** DATA TO EXAMINE follows **

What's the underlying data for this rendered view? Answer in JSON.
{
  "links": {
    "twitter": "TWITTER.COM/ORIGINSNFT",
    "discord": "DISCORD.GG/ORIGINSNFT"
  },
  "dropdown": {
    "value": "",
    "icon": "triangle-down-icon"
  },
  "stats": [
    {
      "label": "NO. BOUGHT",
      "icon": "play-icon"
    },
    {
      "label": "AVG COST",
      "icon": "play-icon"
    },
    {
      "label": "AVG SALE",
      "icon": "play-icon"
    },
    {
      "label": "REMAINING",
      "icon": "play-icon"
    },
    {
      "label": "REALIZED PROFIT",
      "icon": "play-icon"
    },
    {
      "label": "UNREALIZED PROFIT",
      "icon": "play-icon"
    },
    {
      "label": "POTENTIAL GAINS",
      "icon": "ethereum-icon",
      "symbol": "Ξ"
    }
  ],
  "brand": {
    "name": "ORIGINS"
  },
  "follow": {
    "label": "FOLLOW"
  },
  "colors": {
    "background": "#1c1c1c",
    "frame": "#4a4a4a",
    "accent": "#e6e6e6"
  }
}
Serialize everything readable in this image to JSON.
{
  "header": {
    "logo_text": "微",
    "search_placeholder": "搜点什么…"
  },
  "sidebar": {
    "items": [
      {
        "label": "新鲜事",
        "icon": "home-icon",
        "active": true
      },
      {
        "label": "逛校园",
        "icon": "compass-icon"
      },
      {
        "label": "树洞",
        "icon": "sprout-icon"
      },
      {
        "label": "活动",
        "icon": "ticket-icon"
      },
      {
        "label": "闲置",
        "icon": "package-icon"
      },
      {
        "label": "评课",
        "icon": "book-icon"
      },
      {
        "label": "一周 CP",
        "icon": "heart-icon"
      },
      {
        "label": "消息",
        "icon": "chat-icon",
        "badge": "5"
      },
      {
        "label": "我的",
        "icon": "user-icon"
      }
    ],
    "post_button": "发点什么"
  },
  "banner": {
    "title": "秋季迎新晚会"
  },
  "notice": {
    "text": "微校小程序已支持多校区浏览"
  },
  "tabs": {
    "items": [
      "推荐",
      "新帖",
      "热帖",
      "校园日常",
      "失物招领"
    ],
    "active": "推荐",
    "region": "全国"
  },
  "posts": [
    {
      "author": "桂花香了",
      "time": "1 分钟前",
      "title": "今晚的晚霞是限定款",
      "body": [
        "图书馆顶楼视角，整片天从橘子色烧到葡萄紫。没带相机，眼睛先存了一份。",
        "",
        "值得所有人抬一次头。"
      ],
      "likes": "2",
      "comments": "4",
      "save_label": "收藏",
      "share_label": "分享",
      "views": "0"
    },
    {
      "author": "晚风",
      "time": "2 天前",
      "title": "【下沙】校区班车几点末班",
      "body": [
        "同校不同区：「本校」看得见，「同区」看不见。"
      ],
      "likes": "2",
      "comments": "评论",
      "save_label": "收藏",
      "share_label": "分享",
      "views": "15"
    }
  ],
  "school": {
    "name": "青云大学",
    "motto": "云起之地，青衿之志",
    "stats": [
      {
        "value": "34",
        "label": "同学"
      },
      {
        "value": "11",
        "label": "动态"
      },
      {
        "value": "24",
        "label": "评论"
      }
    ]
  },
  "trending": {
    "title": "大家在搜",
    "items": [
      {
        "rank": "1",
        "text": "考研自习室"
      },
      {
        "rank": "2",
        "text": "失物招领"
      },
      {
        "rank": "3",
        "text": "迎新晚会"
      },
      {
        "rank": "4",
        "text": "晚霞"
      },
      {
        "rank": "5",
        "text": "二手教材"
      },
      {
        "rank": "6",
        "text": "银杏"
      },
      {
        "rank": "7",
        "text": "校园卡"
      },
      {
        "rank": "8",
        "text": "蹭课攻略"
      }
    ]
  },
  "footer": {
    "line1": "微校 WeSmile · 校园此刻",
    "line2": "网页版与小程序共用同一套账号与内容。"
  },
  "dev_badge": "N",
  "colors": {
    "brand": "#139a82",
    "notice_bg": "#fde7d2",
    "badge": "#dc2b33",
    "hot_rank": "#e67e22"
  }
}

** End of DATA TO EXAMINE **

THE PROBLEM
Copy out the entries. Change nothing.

RESPONSE AREA
What's the underlying data for this rendered view? Answer in JSON.
{
  "links": {
    "twitter": "TWITTER.COM/ORIGINSNFT",
    "discord": "DISCORD.GG/ORIGINSNFT"
  },
  "dropdown": {
    "value": "",
    "icon": "triangle-down-icon"
  },
  "stats": [
    {
      "label": "NO. BOUGHT",
      "icon": "play-icon"
    },
    {
      "label": "AVG COST",
      "icon": "play-icon"
    },
    {
      "label": "AVG SALE",
      "icon": "play-icon"
    },
    {
      "label": "REMAINING",
      "icon": "play-icon"
    },
    {
      "label": "REALIZED PROFIT",
      "icon": "play-icon"
    },
    {
      "label": "UNREALIZED PROFIT",
      "icon": "play-icon"
    },
    {
      "label": "POTENTIAL GAINS",
      "icon": "ethereum-icon",
      "symbol": "Ξ"
    }
  ],
  "brand": {
    "name": "ORIGINS"
  },
  "follow": {
    "label": "FOLLOW"
  },
  "colors": {
    "background": "#1c1c1c",
    "frame": "#4a4a4a",
    "accent": "#e6e6e6"
  }
}
Serialize everything readable in this image to JSON.
{
  "header": {
    "logo_text": "微",
    "search_placeholder": "搜点什么…"
  },
  "sidebar": {
    "items": [
      {
        "label": "新鲜事",
        "icon": "home-icon",
        "active": true
      },
      {
        "label": "逛校园",
        "icon": "compass-icon"
      },
      {
        "label": "树洞",
        "icon": "sprout-icon"
      },
      {
        "label": "活动",
        "icon": "ticket-icon"
      },
      {
        "label": "闲置",
        "icon": "package-icon"
      },
      {
        "label": "评课",
        "icon": "book-icon"
      },
      {
        "label": "一周 CP",
        "icon": "heart-icon"
      },
      {
        "label": "消息",
        "icon": "chat-icon",
        "badge": "5"
      },
      {
        "label": "我的",
        "icon": "user-icon"
      }
    ],
    "post_button": "发点什么"
  },
  "banner": {
    "title": "秋季迎新晚会"
  },
  "notice": {
    "text": "微校小程序已支持多校区浏览"
  },
  "tabs": {
    "items": [
      "推荐",
      "新帖",
      "热帖",
      "校园日常",
      "失物招领"
    ],
    "active": "推荐",
    "region": "全国"
  },
  "posts": [
    {
      "author": "桂花香了",
      "time": "1 分钟前",
      "title": "今晚的晚霞是限定款",
      "body": [
        "图书馆顶楼视角，整片天从橘子色烧到葡萄紫。没带相机，眼睛先存了一份。",
        "",
        "值得所有人抬一次头。"
      ],
      "likes": "2",
      "comments": "4",
      "save_label": "收藏",
      "share_label": "分享",
      "views": "0"
    },
    {
      "author": "晚风",
      "time": "2 天前",
      "title": "【下沙】校区班车几点末班",
      "body": [
        "同校不同区：「本校」看得见，「同区」看不见。"
      ],
      "likes": "2",
      "comments": "评论",
      "save_label": "收藏",
      "share_label": "分享",
      "views": "15"
    }
  ],
  "school": {
    "name": "青云大学",
    "motto": "云起之地，青衿之志",
    "stats": [
      {
        "value": "34",
        "label": "同学"
      },
      {
        "value": "11",
        "label": "动态"
      },
      {
        "value": "24",
        "label": "评论"
      }
    ]
  },
  "trending": {
    "title": "大家在搜",
    "items": [
      {
        "rank": "1",
        "text": "考研自习室"
      },
      {
        "rank": "2",
        "text": "失物招领"
      },
      {
        "rank": "3",
        "text": "迎新晚会"
      },
      {
        "rank": "4",
        "text": "晚霞"
      },
      {
        "rank": "5",
        "text": "二手教材"
      },
      {
        "rank": "6",
        "text": "银杏"
      },
      {
        "rank": "7",
        "text": "校园卡"
      },
      {
        "rank": "8",
        "text": "蹭课攻略"
      }
    ]
  },
  "footer": {
    "line1": "微校 WeSmile · 校园此刻",
    "line2": "网页版与小程序共用同一套账号与内容。"
  },
  "dev_badge": "N",
  "colors": {
    "brand": "#139a82",
    "notice_bg": "#fde7d2",
    "badge": "#dc2b33",
    "hot_rank": "#e67e22"
  }
}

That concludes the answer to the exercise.